Exemption portability is available only from the last deceased spouse. It will be lost if the surviving spouse remarries and is widowed again. In other words, if the surviving spouse survives spouse 1, the surviving spouse can use spouse 1's unused exemption even if the surviving spouse marries spouse 2. However, if spouse 2 also predeceases the surviving spouse, the exemption of spouse 1 can no longer be used. However, the surviving spouse can then use the unused exemption of spouse 2.

Your Retirement Savings Game Plan
Keller Public Library Free Financial Education SeminarsI am conducting a free retirement planning workshop at the Keller Public Library on Tuesday, April 19. 
There are many uncertainties in saving for retirement right now.  Even if you never plan to retire, planning for that day when work becomes optional still carries a lot of unknowns.  In this workshop, we will cover how you can take control of your retirement plans by focusing on your personal savings, investing, and tax efficiency. This workshop is designed for those more than 5 years away from retirement and will cover how to:
  • determine retirement income needs
  • assess the gap between guaranteed sources of retirement income and your spending needs
  • prioritize retirement savings and investing strategies to fill the gap
  • review which savings methods are most tax-efficient for your situation
  • calculate if you're on track for your retirement goals
  • create a plan flexible enough to accommodate future uncertainty

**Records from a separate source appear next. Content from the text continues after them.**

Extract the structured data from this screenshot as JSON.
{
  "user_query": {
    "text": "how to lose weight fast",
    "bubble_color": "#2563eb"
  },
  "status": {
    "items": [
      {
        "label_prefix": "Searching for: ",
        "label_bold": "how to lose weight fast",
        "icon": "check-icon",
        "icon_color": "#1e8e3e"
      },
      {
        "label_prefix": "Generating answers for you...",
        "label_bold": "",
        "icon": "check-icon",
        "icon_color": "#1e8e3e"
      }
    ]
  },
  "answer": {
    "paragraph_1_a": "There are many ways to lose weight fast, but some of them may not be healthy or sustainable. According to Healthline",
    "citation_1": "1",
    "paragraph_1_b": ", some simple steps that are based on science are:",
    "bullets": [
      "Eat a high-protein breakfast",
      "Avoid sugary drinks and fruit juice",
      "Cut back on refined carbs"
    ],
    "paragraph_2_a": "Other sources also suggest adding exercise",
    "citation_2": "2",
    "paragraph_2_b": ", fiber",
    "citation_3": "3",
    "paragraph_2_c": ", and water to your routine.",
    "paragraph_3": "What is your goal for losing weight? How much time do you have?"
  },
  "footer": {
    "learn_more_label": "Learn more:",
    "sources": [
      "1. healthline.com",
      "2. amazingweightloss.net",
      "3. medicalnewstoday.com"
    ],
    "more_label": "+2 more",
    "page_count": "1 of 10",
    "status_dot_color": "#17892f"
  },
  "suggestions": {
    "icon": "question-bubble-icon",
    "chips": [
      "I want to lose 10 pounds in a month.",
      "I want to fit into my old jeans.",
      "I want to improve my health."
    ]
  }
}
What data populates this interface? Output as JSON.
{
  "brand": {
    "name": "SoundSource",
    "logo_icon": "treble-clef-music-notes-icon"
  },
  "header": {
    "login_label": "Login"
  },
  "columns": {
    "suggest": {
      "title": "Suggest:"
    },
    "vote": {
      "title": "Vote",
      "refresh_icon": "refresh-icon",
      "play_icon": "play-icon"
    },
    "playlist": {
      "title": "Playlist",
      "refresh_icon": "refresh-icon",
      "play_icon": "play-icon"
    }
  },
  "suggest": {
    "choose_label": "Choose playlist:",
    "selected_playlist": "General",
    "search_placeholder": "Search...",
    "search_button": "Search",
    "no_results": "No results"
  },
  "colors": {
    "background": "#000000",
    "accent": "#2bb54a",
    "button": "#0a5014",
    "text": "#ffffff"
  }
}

The workshop is free, but RSVP is encouraged for planning purposes to library@cityofkeller.com.  A drawing for a free copy of The Investment Answer by Daniel C. Goldie and Gordon S. Murray will also be held.


Upcoming topics: 

  • May: Investing: How to build a diversified portfolio and keep your costs low
  • June: Basics of disability and life insurance
  • July: Social Security Planning for Baby Boomers

Workshops are always the 3rd Tuesday of the month at 6:30 pm.  Please mark your calendars and tell your friends about ones that interest you.  The Keller Public Library is located at 640 Johnson Road.

I hope you found this newsletter informative.  KFP offers a free, no-obligation initial consultation to start the financial planning process for new clients.  To learn more or schedule a time, call 817-993-0401 or e-mail jean@keenerfinancial.com.
Jean Keener, CRPC, CFDP
Keener Financial Planning

Keener Financial Planning is an hourly, as-needed financial planning and investment advisory firm working with individuals at all financial levels.

All newsletter content Copyright 2011, Keener Financial Planning, LLC.